Flat and elongated particles fracture easily under load and are difficult to compact in asphalt paving mixtures. Fractured particles also negatively affect void content, stability, and binder distribution in asphalt and negatively affect the workability and consolidation of fresh concrete.

Proportional Calipers

BS EN 933-3 Flakiness Index and Elongation Index

British and European standards define aggregate proportions by flakiness and elongation measurements. The Flakiness index is the percentage by weight of particles with a thickness less than 0.6 times their mean particle dimension. Particles are classified as elongated when the longest dimension is more than 1.8 times the nominal opening of the sieve fraction. Many state DOTs have adopted BS EN 933-3, a popular test for aggregate classification.

Coarse aggregate particles with nominal sizes from 6.3 to 63mm (0.25 to 2.5in) are sorted into size fractions and sampled for manual manipulation through flakiness and elongation gauges.

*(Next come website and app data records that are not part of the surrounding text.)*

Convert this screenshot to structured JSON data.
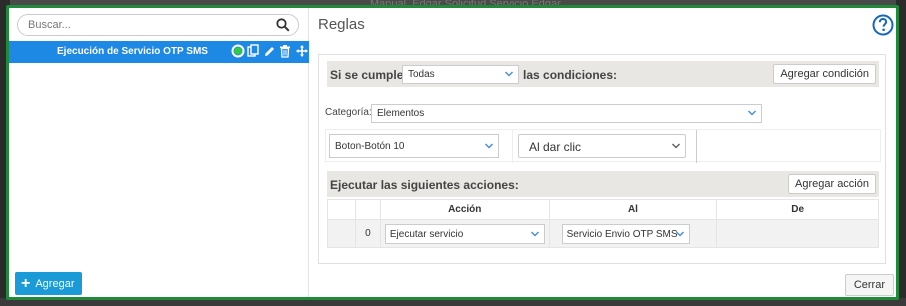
{
  "background": {
    "title": "Manual_Edgar Solicitud Servicio Edgar"
  },
  "left": {
    "search": {
      "placeholder": "Buscar...",
      "value": ""
    },
    "rules": [
      {
        "label": "Ejecución de Servicio OTP SMS",
        "selected": true
      }
    ],
    "add_label": "Agregar"
  },
  "right": {
    "title": "Reglas",
    "conditions": {
      "prefix": "Si se cumplen",
      "match_value": "Todas",
      "suffix": "las condiciones:",
      "add_button": "Agregar condición",
      "category_label": "Categoría:",
      "category_value": "Elementos",
      "element_value": "Boton-Botón 10",
      "event_value": "Al dar clic"
    },
    "actions": {
      "header": "Ejecutar las siguientes acciones:",
      "add_button": "Agregar acción",
      "columns": [
        "Acción",
        "Al",
        "De"
      ],
      "rows": [
        {
          "index": "0",
          "action": "Ejecutar servicio",
          "target": "Servicio Envio OTP SMS",
          "from": ""
        }
      ]
    },
    "close_label": "Cerrar"
  },
  "colors": {
    "accent": "#1e88e5",
    "border": "#1f8a3a",
    "add_button": "#1a9ad6"
  }
}
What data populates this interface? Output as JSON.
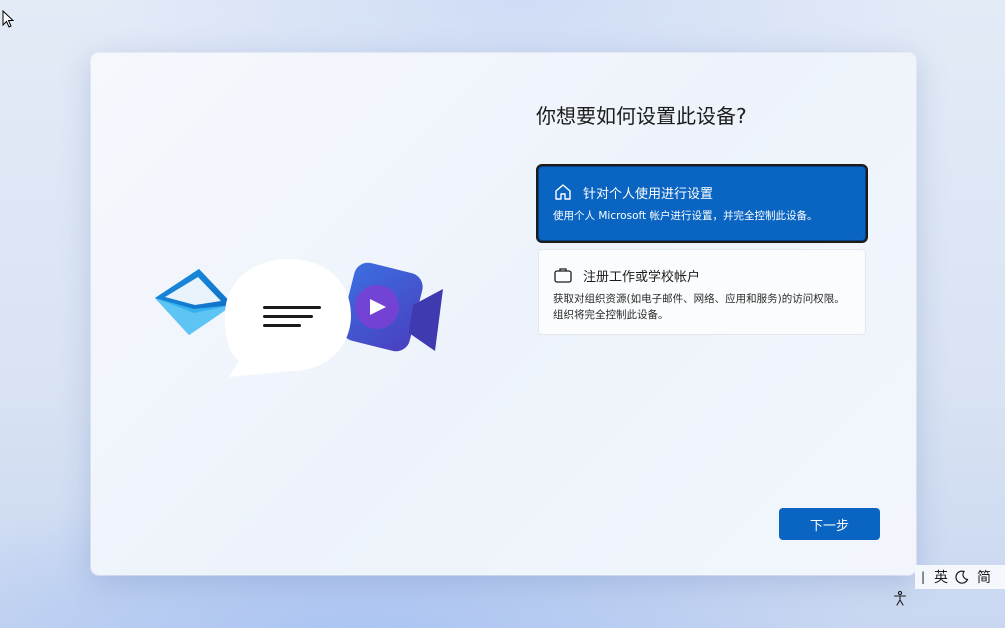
{
  "page": {
    "title": "你想要如何设置此设备?"
  },
  "options": [
    {
      "icon": "home-icon",
      "title": "针对个人使用进行设置",
      "description": "使用个人 Microsoft 帐户进行设置，并完全控制此设备。",
      "selected": true
    },
    {
      "icon": "briefcase-icon",
      "title": "注册工作或学校帐户",
      "description": "获取对组织资源(如电子邮件、网络、应用和服务)的访问权限。组织将完全控制此设备。",
      "selected": false
    }
  ],
  "next_button": {
    "label": "下一步"
  },
  "ime": {
    "mode": "英",
    "script": "简"
  },
  "colors": {
    "accent": "#0a64c2",
    "card_bg": "#f5f8fd",
    "text": "#1c1c1c"
  }
}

  • Flakiness gauge is a flat sheet metal piece with cut-outs to measure particle thicknesses for size fractions.
  • Elongation gauge consists of six upright pins fixed on a flat metal base to measure the maximum length of particles in each size fraction.

Flakiness and Elongation Gauges

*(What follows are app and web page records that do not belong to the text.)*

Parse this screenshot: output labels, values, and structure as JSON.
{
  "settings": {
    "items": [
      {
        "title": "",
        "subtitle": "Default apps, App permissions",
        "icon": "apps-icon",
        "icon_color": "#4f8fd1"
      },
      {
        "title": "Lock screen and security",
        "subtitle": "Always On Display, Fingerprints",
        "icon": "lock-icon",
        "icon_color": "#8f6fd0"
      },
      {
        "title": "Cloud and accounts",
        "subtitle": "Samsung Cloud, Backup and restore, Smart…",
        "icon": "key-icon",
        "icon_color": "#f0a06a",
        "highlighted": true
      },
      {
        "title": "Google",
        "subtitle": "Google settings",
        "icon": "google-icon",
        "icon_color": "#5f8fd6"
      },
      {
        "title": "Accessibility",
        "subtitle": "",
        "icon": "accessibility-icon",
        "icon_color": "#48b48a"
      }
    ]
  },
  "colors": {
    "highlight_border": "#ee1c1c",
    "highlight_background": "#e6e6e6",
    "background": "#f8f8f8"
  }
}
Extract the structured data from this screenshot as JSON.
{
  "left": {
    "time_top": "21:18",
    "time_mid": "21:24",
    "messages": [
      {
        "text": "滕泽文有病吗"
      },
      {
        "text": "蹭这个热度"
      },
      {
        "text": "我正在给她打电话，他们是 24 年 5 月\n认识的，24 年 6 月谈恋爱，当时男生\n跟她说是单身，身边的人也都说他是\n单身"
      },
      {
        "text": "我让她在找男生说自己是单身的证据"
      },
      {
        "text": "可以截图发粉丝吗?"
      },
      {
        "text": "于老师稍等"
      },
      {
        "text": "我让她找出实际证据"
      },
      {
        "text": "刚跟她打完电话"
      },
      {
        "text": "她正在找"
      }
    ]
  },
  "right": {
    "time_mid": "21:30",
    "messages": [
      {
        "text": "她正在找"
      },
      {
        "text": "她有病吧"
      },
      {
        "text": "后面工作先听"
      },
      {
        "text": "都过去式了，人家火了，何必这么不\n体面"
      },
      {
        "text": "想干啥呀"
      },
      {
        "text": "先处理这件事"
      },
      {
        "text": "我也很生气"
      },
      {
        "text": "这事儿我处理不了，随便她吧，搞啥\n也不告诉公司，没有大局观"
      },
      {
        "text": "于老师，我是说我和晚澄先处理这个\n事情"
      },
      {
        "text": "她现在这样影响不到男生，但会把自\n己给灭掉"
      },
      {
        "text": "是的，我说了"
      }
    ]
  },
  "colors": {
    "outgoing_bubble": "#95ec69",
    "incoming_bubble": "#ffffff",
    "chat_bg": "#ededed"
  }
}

ASTM C1252 & AASHTO T 304 Fine Aggregate Angularity

Fine Aggregate Angularity tests measure the uncompacted void content of fine aggregates and indirectly characterize their particle shape and surface texture. Higher void content indicates greater angularity and roughness of the particles. Good angularity and texture of fine aggregate particles increase the strength of paving mixtures. Rounded aggregate can result in pavements prone to rutting and shoving under traffic loads. If the aggregate is too rounded, the shear strength of the matrix is reduced.

The ASTM C1252 and AASHTO T 304 test procedures are performed using the uncomplicated fine aggregate angularity apparatus and are simple to perform. A prepared sample of fine aggregate is allowed to flow freely from the funnel-shaped hopper of the device and into a calibrated cylindrical measure. The mass of the retained sample, the volume of the cylinder, and the specific gravity of the material are used to calculate the uncompacted void content. Different methods within the standard cover testing of graded samples or individual fractions.

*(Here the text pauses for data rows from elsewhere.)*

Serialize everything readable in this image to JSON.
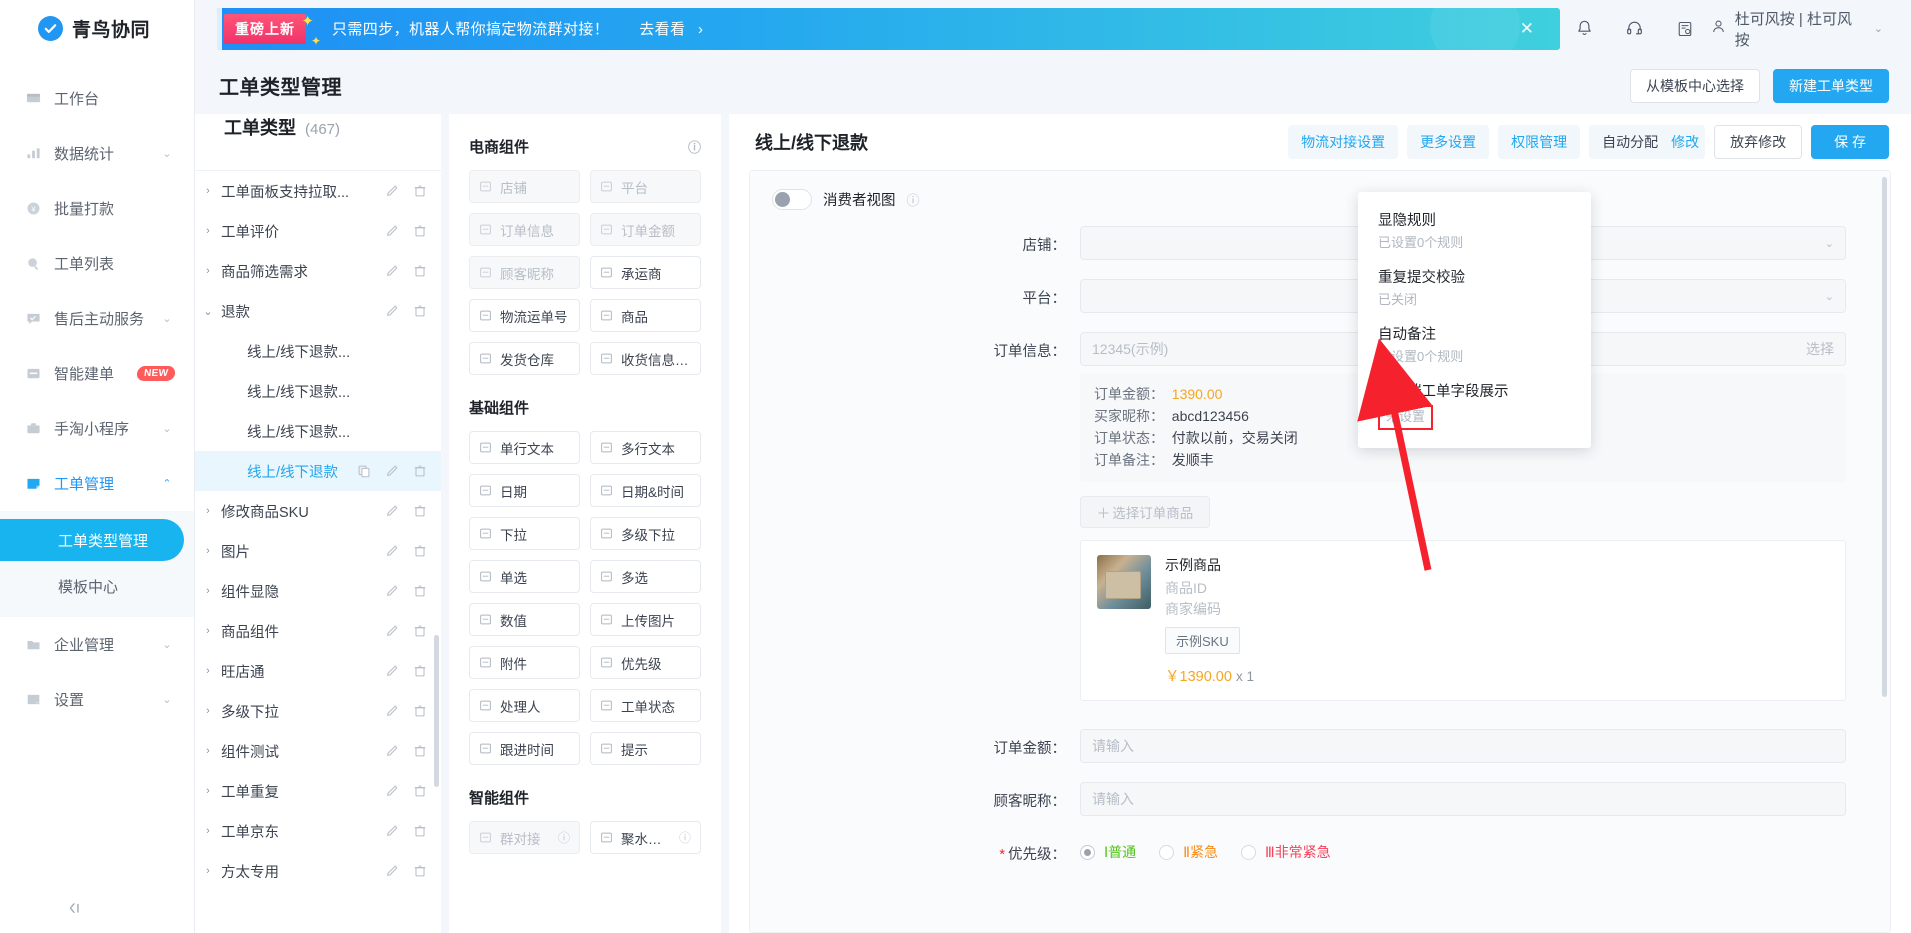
{
  "brand": {
    "name": "青鸟协同",
    "logo_icon": "check-circle-icon"
  },
  "topbar": {
    "promo": {
      "tag": "重磅上新",
      "text": "只需四步，机器人帮你搞定物流群对接！",
      "cta": "去看看",
      "cta_icon": "chevron-right-icon",
      "close_icon": "close-icon",
      "accent_color": "#22a7f0"
    },
    "icons": [
      "bell-icon",
      "headset-icon",
      "document-icon"
    ],
    "user": {
      "avatar_icon": "user-icon",
      "name": "杜可风按 | 杜可风按",
      "caret_icon": "chevron-down-icon"
    }
  },
  "page": {
    "title": "工单类型管理",
    "actions": [
      {
        "label": "从模板中心选择",
        "style": "default"
      },
      {
        "label": "新建工单类型",
        "style": "primary"
      }
    ]
  },
  "tree": {
    "title": "工单类型",
    "count": "(467)",
    "rows": [
      {
        "name": "工单面板支持拉取...",
        "level": 0,
        "expanded": false,
        "selected": false,
        "actions": [
          "edit-icon",
          "delete-icon"
        ]
      },
      {
        "name": "工单评价",
        "level": 0,
        "expanded": false,
        "selected": false,
        "actions": [
          "edit-icon",
          "delete-icon"
        ]
      },
      {
        "name": "商品筛选需求",
        "level": 0,
        "expanded": false,
        "selected": false,
        "actions": [
          "edit-icon",
          "delete-icon"
        ]
      },
      {
        "name": "退款",
        "level": 0,
        "expanded": true,
        "selected": false,
        "actions": [
          "edit-icon",
          "delete-icon"
        ]
      },
      {
        "name": "线上/线下退款...",
        "level": 1,
        "expanded": false,
        "selected": false,
        "actions": []
      },
      {
        "name": "线上/线下退款...",
        "level": 1,
        "expanded": false,
        "selected": false,
        "actions": []
      },
      {
        "name": "线上/线下退款...",
        "level": 1,
        "expanded": false,
        "selected": false,
        "actions": []
      },
      {
        "name": "线上/线下退款",
        "level": 1,
        "expanded": false,
        "selected": true,
        "actions": [
          "copy-icon",
          "edit-icon",
          "delete-icon"
        ]
      },
      {
        "name": "修改商品SKU",
        "level": 0,
        "expanded": false,
        "selected": false,
        "actions": [
          "edit-icon",
          "delete-icon"
        ]
      },
      {
        "name": "图片",
        "level": 0,
        "expanded": false,
        "selected": false,
        "actions": [
          "edit-icon",
          "delete-icon"
        ]
      },
      {
        "name": "组件显隐",
        "level": 0,
        "expanded": false,
        "selected": false,
        "actions": [
          "edit-icon",
          "delete-icon"
        ]
      },
      {
        "name": "商品组件",
        "level": 0,
        "expanded": false,
        "selected": false,
        "actions": [
          "edit-icon",
          "delete-icon"
        ]
      },
      {
        "name": "旺店通",
        "level": 0,
        "expanded": false,
        "selected": false,
        "actions": [
          "edit-icon",
          "delete-icon"
        ]
      },
      {
        "name": "多级下拉",
        "level": 0,
        "expanded": false,
        "selected": false,
        "actions": [
          "edit-icon",
          "delete-icon"
        ]
      },
      {
        "name": "组件测试",
        "level": 0,
        "expanded": false,
        "selected": false,
        "actions": [
          "edit-icon",
          "delete-icon"
        ]
      },
      {
        "name": "工单重复",
        "level": 0,
        "expanded": false,
        "selected": false,
        "actions": [
          "edit-icon",
          "delete-icon"
        ]
      },
      {
        "name": "工单京东",
        "level": 0,
        "expanded": false,
        "selected": false,
        "actions": [
          "edit-icon",
          "delete-icon"
        ]
      },
      {
        "name": "方太专用",
        "level": 0,
        "expanded": false,
        "selected": false,
        "actions": [
          "edit-icon",
          "delete-icon"
        ]
      }
    ]
  },
  "sidebar": {
    "items": [
      {
        "label": "工作台",
        "icon": "workbench-icon",
        "chevron": false,
        "open": false
      },
      {
        "label": "数据统计",
        "icon": "chart-icon",
        "chevron": true,
        "open": false
      },
      {
        "label": "批量打款",
        "icon": "money-icon",
        "chevron": false,
        "open": false
      },
      {
        "label": "工单列表",
        "icon": "search-icon",
        "chevron": false,
        "open": false
      },
      {
        "label": "售后主动服务",
        "icon": "message-icon",
        "chevron": true,
        "open": false
      },
      {
        "label": "智能建单",
        "icon": "form-icon",
        "chevron": false,
        "open": false,
        "badge": "NEW"
      },
      {
        "label": "手淘小程序",
        "icon": "briefcase-icon",
        "chevron": true,
        "open": false
      },
      {
        "label": "工单管理",
        "icon": "ticket-icon",
        "chevron": true,
        "open": true
      }
    ],
    "subitems": [
      {
        "label": "工单类型管理",
        "active": true
      },
      {
        "label": "模板中心",
        "active": false
      }
    ],
    "items_after": [
      {
        "label": "企业管理",
        "icon": "enterprise-icon",
        "chevron": true,
        "open": false
      },
      {
        "label": "设置",
        "icon": "settings-icon",
        "chevron": true,
        "open": false
      }
    ],
    "collapse_icon": "collapse-icon"
  },
  "palette": {
    "sections": [
      {
        "title": "电商组件",
        "has_info": true,
        "items": [
          {
            "label": "店铺",
            "icon": "shop-icon",
            "disabled": true
          },
          {
            "label": "平台",
            "icon": "platform-icon",
            "disabled": true
          },
          {
            "label": "订单信息",
            "icon": "order-icon",
            "disabled": true
          },
          {
            "label": "订单金额",
            "icon": "amount-icon",
            "disabled": true
          },
          {
            "label": "顾客昵称",
            "icon": "customer-icon",
            "disabled": true
          },
          {
            "label": "承运商",
            "icon": "truck-icon",
            "disabled": false
          },
          {
            "label": "物流运单号",
            "icon": "logistics-icon",
            "disabled": false
          },
          {
            "label": "商品",
            "icon": "bag-icon",
            "disabled": false
          },
          {
            "label": "发货仓库",
            "icon": "warehouse-icon",
            "disabled": false
          },
          {
            "label": "收货信息套件",
            "icon": "receipt-icon",
            "disabled": false
          }
        ]
      },
      {
        "title": "基础组件",
        "has_info": false,
        "items": [
          {
            "label": "单行文本",
            "icon": "single-line-icon",
            "disabled": false
          },
          {
            "label": "多行文本",
            "icon": "multi-line-icon",
            "disabled": false
          },
          {
            "label": "日期",
            "icon": "calendar-icon",
            "disabled": false
          },
          {
            "label": "日期&时间",
            "icon": "clock-icon",
            "disabled": false
          },
          {
            "label": "下拉",
            "icon": "dropdown-icon",
            "disabled": false
          },
          {
            "label": "多级下拉",
            "icon": "cascader-icon",
            "disabled": false
          },
          {
            "label": "单选",
            "icon": "radio-icon",
            "disabled": false
          },
          {
            "label": "多选",
            "icon": "checkbox-icon",
            "disabled": false
          },
          {
            "label": "数值",
            "icon": "number-icon",
            "disabled": false
          },
          {
            "label": "上传图片",
            "icon": "image-upload-icon",
            "disabled": false
          },
          {
            "label": "附件",
            "icon": "attachment-icon",
            "disabled": false
          },
          {
            "label": "优先级",
            "icon": "priority-icon",
            "disabled": false
          },
          {
            "label": "处理人",
            "icon": "assignee-icon",
            "disabled": false
          },
          {
            "label": "工单状态",
            "icon": "status-icon",
            "disabled": false
          },
          {
            "label": "跟进时间",
            "icon": "followup-icon",
            "disabled": false
          },
          {
            "label": "提示",
            "icon": "tip-icon",
            "disabled": false
          }
        ]
      },
      {
        "title": "智能组件",
        "has_info": false,
        "items": [
          {
            "label": "群对接",
            "icon": "group-icon",
            "disabled": true,
            "info": true
          },
          {
            "label": "聚水潭...",
            "icon": "jushuitan-icon",
            "disabled": false,
            "info": true
          }
        ]
      }
    ]
  },
  "preview": {
    "title": "线上/线下退款",
    "actions": [
      {
        "label": "物流对接设置",
        "style": "link-chip"
      },
      {
        "label": "更多设置",
        "style": "link-chip"
      },
      {
        "label": "权限管理",
        "style": "link-chip"
      },
      {
        "label": "自动分配",
        "style": "plain-chip",
        "suffix": "修改"
      },
      {
        "label": "放弃修改",
        "style": "outline"
      },
      {
        "label": "保 存",
        "style": "primary"
      }
    ],
    "auto_assign_modify": "修改",
    "consumer_view": {
      "label": "消费者视图",
      "info_icon": "info-icon",
      "enabled": false
    },
    "fields": [
      {
        "label": "店铺：",
        "type": "select",
        "value": "",
        "placeholder": ""
      },
      {
        "label": "平台：",
        "type": "select",
        "value": "",
        "placeholder": ""
      },
      {
        "label": "订单信息：",
        "type": "input-action",
        "placeholder": "12345(示例)",
        "action": "选择"
      }
    ],
    "order_detail": [
      {
        "key": "订单金额：",
        "value": "1390.00",
        "highlight": true
      },
      {
        "key": "买家昵称：",
        "value": "abcd123456",
        "highlight": false
      },
      {
        "key": "订单状态：",
        "value": "付款以前，交易关闭",
        "highlight": false
      },
      {
        "key": "订单备注：",
        "value": "发顺丰",
        "highlight": false
      }
    ],
    "select_goods_button": "选择订单商品",
    "goods": {
      "name": "示例商品",
      "product_id_label": "商品ID",
      "merchant_code_label": "商家编码",
      "sku": "示例SKU",
      "price": "￥1390.00",
      "qty": "x 1"
    },
    "fields_bottom": [
      {
        "label": "订单金额：",
        "placeholder": "请输入"
      },
      {
        "label": "顾客昵称：",
        "placeholder": "请输入"
      }
    ],
    "priority": {
      "label": "优先级：",
      "required": true,
      "options": [
        {
          "prefix": "Ⅰ",
          "label": "普通",
          "selected": true,
          "color": "#52c41a"
        },
        {
          "prefix": "Ⅱ",
          "label": "紧急",
          "selected": false,
          "color": "#fa8c16"
        },
        {
          "prefix": "Ⅲ",
          "label": "非常紧急",
          "selected": false,
          "color": "#f5435b"
        }
      ]
    }
  },
  "dropdown": {
    "items": [
      {
        "title": "显隐规则",
        "sub": "已设置0个规则",
        "highlighted": false
      },
      {
        "title": "重复提交校验",
        "sub": "已关闭",
        "highlighted": false
      },
      {
        "title": "自动备注",
        "sub": "已设置0个规则",
        "highlighted": false
      },
      {
        "title": "客户端工单字段展示",
        "sub": "未设置",
        "highlighted": true
      }
    ]
  },
  "annotation": {
    "arrow_color": "#f5222d",
    "box_color": "#f5222d"
  }
}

Fine Aggregate Angularity Apparatus

AASHTO T 326 Coarse Aggregate Angularity

AASHTO T 326 Coarse Aggregate Angularity tests use the same procedure as the fine aggregate angularity test to determine the uncompacted void content of coarse aggregate. The coarse aggregate angularity apparatus is scaled up in size to accommodate the larger aggregate particles. There are two procedures to test combined graded aggregates and one to test individual size fractions. ASTM does not currently list a procedure for this test.

Coarse Aggregate Angularity Apparatus

ASTM D5821 Fractured Particles in Coarse Aggregate

ASTM D5821 test method establishes the percentage of particles with fractured faces in a coarse aggregate sample and satisfies specification requirements for percentages of fractured particles. Fractured particles maximize shear strength in unbound and bound aggregate mixtures and provide stability in asphalt pavements. The test is a visual examination and manual sorting of coarse particles in an aggregate sample, and results can be reported as percentages of total mass or by particle count. Testing equipment is minimal, consisting of a mechanical sample splitter, ASTM E11 test sieves, laboratory balances with required capacity and sensitivity, and a lab spatula.

Sample Splitter, Test Sieves, Lab Spatula and Balance

Flatness and Elongation in Rail Ballast Aggregates

Aggregate used for rail ballast can break down and create an unstable rail bed if there is an excessive proportion of flat and elongated particles. These simple aggregate size templates were developed by the Tokaido Shinkansen railway in Japan and are under review for applications in the US.

Ballast Ratio Gauges

We hope this blog post has informed you of the various test methods and equipment used to characterize aggregate particle shape and texture. Please contact our testing experts to discuss your specific applications.

 About the Author Ben Backus